### WHAT YOU ARE ASKED TO DO:
The expected response is the full set of records, unchanged.

### DATA SUPPLIED:
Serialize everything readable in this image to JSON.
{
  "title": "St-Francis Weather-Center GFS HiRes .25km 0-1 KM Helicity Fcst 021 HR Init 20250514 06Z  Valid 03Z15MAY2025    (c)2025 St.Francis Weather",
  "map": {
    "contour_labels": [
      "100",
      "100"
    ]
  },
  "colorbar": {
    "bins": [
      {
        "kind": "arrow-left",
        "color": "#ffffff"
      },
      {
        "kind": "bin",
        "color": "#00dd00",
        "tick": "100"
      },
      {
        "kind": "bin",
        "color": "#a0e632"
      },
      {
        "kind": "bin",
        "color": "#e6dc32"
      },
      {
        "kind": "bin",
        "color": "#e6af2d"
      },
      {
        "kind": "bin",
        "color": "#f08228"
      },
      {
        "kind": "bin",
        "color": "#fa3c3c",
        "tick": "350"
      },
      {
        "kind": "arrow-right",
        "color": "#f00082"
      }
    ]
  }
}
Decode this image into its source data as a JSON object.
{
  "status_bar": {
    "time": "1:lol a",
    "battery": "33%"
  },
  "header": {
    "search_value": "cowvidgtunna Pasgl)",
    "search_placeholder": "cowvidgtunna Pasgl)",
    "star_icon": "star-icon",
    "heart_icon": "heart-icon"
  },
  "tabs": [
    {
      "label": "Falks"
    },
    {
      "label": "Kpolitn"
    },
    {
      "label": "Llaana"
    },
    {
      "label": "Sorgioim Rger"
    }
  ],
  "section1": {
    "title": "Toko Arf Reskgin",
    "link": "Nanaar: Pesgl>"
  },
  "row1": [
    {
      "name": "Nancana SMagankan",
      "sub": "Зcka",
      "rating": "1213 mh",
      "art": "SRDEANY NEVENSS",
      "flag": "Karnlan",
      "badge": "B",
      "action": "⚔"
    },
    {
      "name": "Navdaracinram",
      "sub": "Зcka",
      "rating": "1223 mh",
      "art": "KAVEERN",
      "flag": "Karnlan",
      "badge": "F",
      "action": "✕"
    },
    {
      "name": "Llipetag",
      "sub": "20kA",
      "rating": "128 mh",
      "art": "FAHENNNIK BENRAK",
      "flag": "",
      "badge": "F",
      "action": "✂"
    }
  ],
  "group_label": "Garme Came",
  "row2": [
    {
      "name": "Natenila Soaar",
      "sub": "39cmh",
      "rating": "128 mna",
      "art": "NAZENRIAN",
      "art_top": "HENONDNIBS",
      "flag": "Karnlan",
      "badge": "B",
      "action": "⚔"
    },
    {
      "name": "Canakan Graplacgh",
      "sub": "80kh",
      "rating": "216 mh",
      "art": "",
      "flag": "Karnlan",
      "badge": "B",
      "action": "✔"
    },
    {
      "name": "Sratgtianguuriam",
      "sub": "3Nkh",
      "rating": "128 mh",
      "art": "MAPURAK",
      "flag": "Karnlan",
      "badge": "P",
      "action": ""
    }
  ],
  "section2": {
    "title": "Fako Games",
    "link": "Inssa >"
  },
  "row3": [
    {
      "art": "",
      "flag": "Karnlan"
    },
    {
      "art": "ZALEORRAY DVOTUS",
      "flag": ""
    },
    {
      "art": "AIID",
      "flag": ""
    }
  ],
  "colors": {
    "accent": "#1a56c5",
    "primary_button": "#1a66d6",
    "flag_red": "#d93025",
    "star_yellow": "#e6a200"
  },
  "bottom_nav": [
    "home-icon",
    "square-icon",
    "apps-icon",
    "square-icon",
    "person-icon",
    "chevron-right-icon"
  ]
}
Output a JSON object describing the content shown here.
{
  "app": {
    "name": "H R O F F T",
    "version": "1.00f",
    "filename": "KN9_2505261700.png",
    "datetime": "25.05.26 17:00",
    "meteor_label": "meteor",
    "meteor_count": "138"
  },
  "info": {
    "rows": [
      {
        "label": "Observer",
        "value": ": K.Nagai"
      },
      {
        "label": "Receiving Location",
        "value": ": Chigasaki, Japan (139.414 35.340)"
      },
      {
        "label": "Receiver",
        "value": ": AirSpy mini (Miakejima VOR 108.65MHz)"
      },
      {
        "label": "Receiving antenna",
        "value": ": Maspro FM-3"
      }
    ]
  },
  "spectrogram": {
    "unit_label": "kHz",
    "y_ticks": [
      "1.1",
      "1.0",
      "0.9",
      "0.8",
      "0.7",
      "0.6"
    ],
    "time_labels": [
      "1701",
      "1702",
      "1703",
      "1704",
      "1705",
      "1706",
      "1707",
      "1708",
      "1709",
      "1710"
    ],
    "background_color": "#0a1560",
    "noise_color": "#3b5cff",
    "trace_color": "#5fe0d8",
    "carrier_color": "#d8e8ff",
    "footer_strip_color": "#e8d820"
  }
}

### WRITTEN RESPONSE:
Serialize everything readable in this image to JSON.
{
  "title": "St-Francis Weather-Center GFS HiRes .25km 0-1 KM Helicity Fcst 021 HR Init 20250514 06Z  Valid 03Z15MAY2025    (c)2025 St.Francis Weather",
  "map": {
    "contour_labels": [
      "100",
      "100"
    ]
  },
  "colorbar": {
    "bins": [
      {
        "kind": "arrow-left",
        "color": "#ffffff"
      },
      {
        "kind": "bin",
        "color": "#00dd00",
        "tick": "100"
      },
      {
        "kind": "bin",
        "color": "#a0e632"
      },
      {
        "kind": "bin",
        "color": "#e6dc32"
      },
      {
        "kind": "bin",
        "color": "#e6af2d"
      },
      {
        "kind": "bin",
        "color": "#f08228"
      },
      {
        "kind": "bin",
        "color": "#fa3c3c",
        "tick": "350"
      },
      {
        "kind": "arrow-right",
        "color": "#f00082"
      }
    ]
  }
}
Decode this image into its source data as a JSON object.
{
  "status_bar": {
    "time": "1:lol a",
    "battery": "33%"
  },
  "header": {
    "search_value": "cowvidgtunna Pasgl)",
    "search_placeholder": "cowvidgtunna Pasgl)",
    "star_icon": "star-icon",
    "heart_icon": "heart-icon"
  },
  "tabs": [
    {
      "label": "Falks"
    },
    {
      "label": "Kpolitn"
    },
    {
      "label": "Llaana"
    },
    {
      "label": "Sorgioim Rger"
    }
  ],
  "section1": {
    "title": "Toko Arf Reskgin",
    "link": "Nanaar: Pesgl>"
  },
  "row1": [
    {
      "name": "Nancana SMagankan",
      "sub": "Зcka",
      "rating": "1213 mh",
      "art": "SRDEANY NEVENSS",
      "flag": "Karnlan",
      "badge": "B",
      "action": "⚔"
    },
    {
      "name": "Navdaracinram",
      "sub": "Зcka",
      "rating": "1223 mh",
      "art": "KAVEERN",
      "flag": "Karnlan",
      "badge": "F",
      "action": "✕"
    },
    {
      "name": "Llipetag",
      "sub": "20kA",
      "rating": "128 mh",
      "art": "FAHENNNIK BENRAK",
      "flag": "",
      "badge": "F",
      "action": "✂"
    }
  ],
  "group_label": "Garme Came",
  "row2": [
    {
      "name": "Natenila Soaar",
      "sub": "39cmh",
      "rating": "128 mna",
      "art": "NAZENRIAN",
      "art_top": "HENONDNIBS",
      "flag": "Karnlan",
      "badge": "B",
      "action": "⚔"
    },
    {
      "name": "Canakan Graplacgh",
      "sub": "80kh",
      "rating": "216 mh",
      "art": "",
      "flag": "Karnlan",
      "badge": "B",
      "action": "✔"
    },
    {
      "name": "Sratgtianguuriam",
      "sub": "3Nkh",
      "rating": "128 mh",
      "art": "MAPURAK",
      "flag": "Karnlan",
      "badge": "P",
      "action": ""
    }
  ],
  "section2": {
    "title": "Fako Games",
    "link": "Inssa >"
  },
  "row3": [
    {
      "art": "",
      "flag": "Karnlan"
    },
    {
      "art": "ZALEORRAY DVOTUS",
      "flag": ""
    },
    {
      "art": "AIID",
      "flag": ""
    }
  ],
  "colors": {
    "accent": "#1a56c5",
    "primary_button": "#1a66d6",
    "flag_red": "#d93025",
    "star_yellow": "#e6a200"
  },
  "bottom_nav": [
    "home-icon",
    "square-icon",
    "apps-icon",
    "square-icon",
    "person-icon",
    "chevron-right-icon"
  ]
}
Output a JSON object describing the content shown here.
{
  "app": {
    "name": "H R O F F T",
    "version": "1.00f",
    "filename": "KN9_2505261700.png",
    "datetime": "25.05.26 17:00",
    "meteor_label": "meteor",
    "meteor_count": "138"
  },
  "info": {
    "rows": [
      {
        "label": "Observer",
        "value": ": K.Nagai"
      },
      {
        "label": "Receiving Location",
        "value": ": Chigasaki, Japan (139.414 35.340)"
      },
      {
        "label": "Receiver",
        "value": ": AirSpy mini (Miakejima VOR 108.65MHz)"
      },
      {
        "label": "Receiving antenna",
        "value": ": Maspro FM-3"
      }
    ]
  },
  "spectrogram": {
    "unit_label": "kHz",
    "y_ticks": [
      "1.1",
      "1.0",
      "0.9",
      "0.8",
      "0.7",
      "0.6"
    ],
    "time_labels": [
      "1701",
      "1702",
      "1703",
      "1704",
      "1705",
      "1706",
      "1707",
      "1708",
      "1709",
      "1710"
    ],
    "background_color": "#0a1560",
    "noise_color": "#3b5cff",
    "trace_color": "#5fe0d8",
    "carrier_color": "#d8e8ff",
    "footer_strip_color": "#e8d820"
  }
}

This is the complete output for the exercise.